Working from high in a building, presumably fortuitously taking advantage of the impressive if unconventionally arranged view on this occasion, was a natural extension of Turner’s liking for elevated topographical features as vantage points.
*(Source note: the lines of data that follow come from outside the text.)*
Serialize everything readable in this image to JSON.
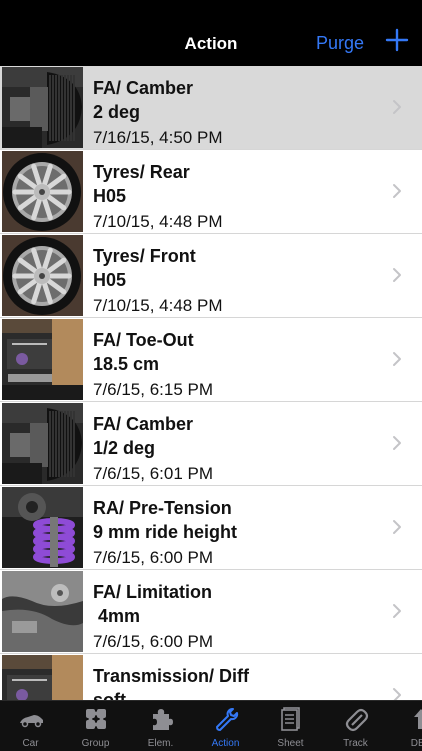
{
  "nav": {
    "title": "Action",
    "purge_label": "Purge"
  },
  "rows": [
    {
      "title": "FA/ Camber",
      "value": "2 deg",
      "timestamp": "7/16/15, 4:50 PM",
      "selected": true,
      "thumb": "tire-side"
    },
    {
      "title": "Tyres/ Rear",
      "value": "H05",
      "timestamp": "7/10/15, 4:48 PM",
      "thumb": "wheel"
    },
    {
      "title": "Tyres/ Front",
      "value": "H05",
      "timestamp": "7/10/15, 4:48 PM",
      "thumb": "wheel"
    },
    {
      "title": "FA/ Toe-Out",
      "value": "18.5 cm",
      "timestamp": "7/6/15, 6:15 PM",
      "thumb": "chassis"
    },
    {
      "title": "FA/ Camber",
      "value": "1/2 deg",
      "timestamp": "7/6/15, 6:01 PM",
      "thumb": "tire-side"
    },
    {
      "title": "RA/ Pre-Tension",
      "value": "9 mm ride height",
      "timestamp": "7/6/15, 6:00 PM",
      "thumb": "spring"
    },
    {
      "title": "FA/ Limitation",
      "value": " 4mm",
      "timestamp": "7/6/15, 6:00 PM",
      "thumb": "metal"
    },
    {
      "title": "Transmission/ Diff",
      "value": "soft",
      "timestamp": "",
      "thumb": "chassis"
    }
  ],
  "tabs": [
    {
      "label": "Car",
      "icon": "car-icon"
    },
    {
      "label": "Group",
      "icon": "group-icon"
    },
    {
      "label": "Elem.",
      "icon": "puzzle-icon"
    },
    {
      "label": "Action",
      "icon": "wrench-icon",
      "active": true
    },
    {
      "label": "Sheet",
      "icon": "sheet-icon"
    },
    {
      "label": "Track",
      "icon": "track-icon"
    },
    {
      "label": "DBa",
      "icon": "upload-icon"
    }
  ],
  "colors": {
    "accent": "#3478f6",
    "selected_row": "#d9d9d9"
  }
}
As he returned through Milan early in 1820 he used a page of the Return from Italy sketchbook for studies of chimneys, apparently at eye level (Tate D16670; Tate CXCII 15a). In 1840 he depicted Venice through the windows of his well-appointed room at the Hotel Europa (Tate D32219; Turner Bequest CCCXVII 34),14 and produced numerous rooftop views of the city from the hotel (Tate D32173, D32224, D32254, D35882; Turner Bequest CCCXVI 36, CCCXVIII 5, CCCXIX 6, CCCLXIV 43); compare in particular a view with three campanili (Tate D32140; Turner Bequest CCCXVI 3).
The ‘1818–1821’ volume of Finberg’s personal, chronologically arranged albums of Turner’s works includes his own watercolour copy of this page with pencil notes on the verso of possible identifications including Riva San Vitale (Switzerland), Como, Brescia, Mantua and Florence, as well as a photograph with further speculations jotted on the back.15
1
Wilton 1979, p.142.
2
Undated MS note by A.J. Finberg (died 1939) in interleaved copy of Finberg 1909, Tate Britain Prints and Drawings Room, I, p.535.
3
Undated MS note by C.F. Bell (died 1966) in copy of Finberg 1909, Tate Britain Prints and Drawings Room, I, p.535.
4
Wilton 1975, p.52.
5
Wilkinson 1977, p.152.
6
See Crimi 2007, pp.39–43; see also upublished notes by Ian Warrell, Tate catalogue files, Hamilton 2008, pp. 42, 90 note 12 and 2009, pp. 40, 150 note 12, acknowledging Crimi and Warrell, Warrell 2008, p.67 note 1, and Warrell 2014, p.106.
7
See Crimi 2007, p.42.
8
Ibid., pp.39, 42–3.
9
Ibid., p.41.
10
Ibid., p.43 note 62.
11
Ibid., pp.42–3.
12
See Finberg 1909, I, p.535.
13
See Crimi 2007, p.40.
14
See ibid., p.43 note 62.
15
A.J. Finberg, ‘Turner’s Work’, no date, Tate Britain Prints and Drawings Room, vol.V, laid in at folio 70.
Technical notes:
The work was painted within the Como and Venice sketchbook, the first eight leaves of which where mounted in 1935 (see the book’s Introduction); all of them were trimmed slightly irregularly at the gutter on the left, with the edges of the stitching holes being evident here and there.
Verso:
Blank; stamped in black with Turner Bequest monogram over ‘CLXXXI – 3’ towards bottom left, and inscribed in pencil ‘CLXXXI – 3’ bottom centre.

Matthew Imms
March 2017

How to cite

Matthew Imms, ‘Milan: The Skyline at Dawn, with the Campanile of San Giovanni in Conca, the Church of Sant’Alessandro in Zebedia and the Basilica of San Lorenzo, from the Albergo dei Tre Re 1819 by Joseph Mallord William Turner’, catalogue entry, March 2017, in David Blayney Brown (ed.), J.M.W. Turner: Sketchbooks, Drawings and Watercolours, Tate Research Publication, July 2017, https://www.tate.org.uk/art/research-publications/jmw-turner/joseph-mallord-william-turner-milan-the-skyline-at-dawn-with-the-campanile-of-san-giovanni-r1186393, accessed 24 January 2021.